Thomas D. Morrison
Born July 21, 1795 in Quebec; moved to York in 1816.). He worked as a copy clerk in the Surveyor General’s office but was fired for participating in the organization of the first Methodist church in Toronto in 1818. (His conversion from the Church of England was looked upon as a serious deviation from the values of the provincial “officialdom). He then became a Methodist preacher and moved to the U.S., where he studied medicine. In 1824, Morrison returned to York where he was licensed to practice medicine, and in 1832, with Drs. W.W. Baldwin and John E. Timms, he established the York Dispensary which prescribed and dispensed free medicine to 746 patients at a cost of £118.3s.4d. The dispensary only lasted about one year. In 1834 he won election to the assembly, serving as a member for Toronto until 1837; also in 1834 he was elected as a radical candidate to the first Toronto city council for St. Andrew’s riding, and was re-elected the following two years, becoming Toronto’s third Mayor in 1836. He also served as president of the Toronto Board of Health. Although he denied support for the 1837 Rebellion; he was arrested and tried for high treason. Though acquitted, he chose to live in exile in the United States for a number of years. In 1843, following a declaration of amnesty which included all Upper Canada rebels except William Lyon Mackenzie, he returned to Toronto and re-established his medical practice, serving also on various boards and lecturing at the Toronto School of Medicine.
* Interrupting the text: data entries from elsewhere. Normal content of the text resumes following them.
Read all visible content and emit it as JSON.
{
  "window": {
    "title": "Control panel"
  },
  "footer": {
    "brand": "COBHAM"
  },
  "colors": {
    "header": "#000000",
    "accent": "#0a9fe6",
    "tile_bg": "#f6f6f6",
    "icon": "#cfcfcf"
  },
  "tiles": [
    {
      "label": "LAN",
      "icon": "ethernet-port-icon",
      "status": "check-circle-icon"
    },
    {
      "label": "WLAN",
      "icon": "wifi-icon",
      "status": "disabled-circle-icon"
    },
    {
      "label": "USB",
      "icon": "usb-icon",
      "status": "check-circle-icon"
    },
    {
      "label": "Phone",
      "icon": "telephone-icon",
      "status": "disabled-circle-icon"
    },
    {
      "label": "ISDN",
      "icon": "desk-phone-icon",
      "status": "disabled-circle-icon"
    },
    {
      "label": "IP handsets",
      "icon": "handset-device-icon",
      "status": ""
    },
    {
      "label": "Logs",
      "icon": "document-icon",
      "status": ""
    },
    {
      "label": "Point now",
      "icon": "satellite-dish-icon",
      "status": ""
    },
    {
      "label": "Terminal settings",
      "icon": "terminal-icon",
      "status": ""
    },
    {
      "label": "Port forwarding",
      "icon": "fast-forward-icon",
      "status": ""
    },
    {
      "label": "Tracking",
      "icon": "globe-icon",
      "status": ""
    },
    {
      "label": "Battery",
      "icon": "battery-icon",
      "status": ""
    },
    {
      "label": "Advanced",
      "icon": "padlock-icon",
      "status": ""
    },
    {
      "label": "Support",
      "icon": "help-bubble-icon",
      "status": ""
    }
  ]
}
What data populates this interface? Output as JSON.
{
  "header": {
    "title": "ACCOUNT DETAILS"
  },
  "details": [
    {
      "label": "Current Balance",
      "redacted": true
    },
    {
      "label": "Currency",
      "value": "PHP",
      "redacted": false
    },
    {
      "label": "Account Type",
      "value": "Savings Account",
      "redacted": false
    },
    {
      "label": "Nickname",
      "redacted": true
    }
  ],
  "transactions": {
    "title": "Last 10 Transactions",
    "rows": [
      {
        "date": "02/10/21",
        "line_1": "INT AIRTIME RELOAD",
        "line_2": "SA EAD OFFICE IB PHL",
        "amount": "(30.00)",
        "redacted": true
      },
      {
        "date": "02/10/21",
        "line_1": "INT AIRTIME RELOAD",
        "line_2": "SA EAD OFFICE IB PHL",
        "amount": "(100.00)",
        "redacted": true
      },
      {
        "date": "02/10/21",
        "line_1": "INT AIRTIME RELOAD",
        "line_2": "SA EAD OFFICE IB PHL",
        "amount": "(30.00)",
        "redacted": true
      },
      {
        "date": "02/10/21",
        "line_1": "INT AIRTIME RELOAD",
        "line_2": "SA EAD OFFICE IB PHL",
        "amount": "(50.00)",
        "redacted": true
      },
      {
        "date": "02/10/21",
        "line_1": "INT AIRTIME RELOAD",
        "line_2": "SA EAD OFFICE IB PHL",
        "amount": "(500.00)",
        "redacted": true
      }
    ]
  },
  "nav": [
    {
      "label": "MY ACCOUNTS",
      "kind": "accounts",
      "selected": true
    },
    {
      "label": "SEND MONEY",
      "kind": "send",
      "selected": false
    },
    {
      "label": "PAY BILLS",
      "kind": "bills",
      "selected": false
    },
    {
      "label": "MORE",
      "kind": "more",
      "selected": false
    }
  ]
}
He died of palsy at his home on Adelaide Street in Toronto on March 19, 1856.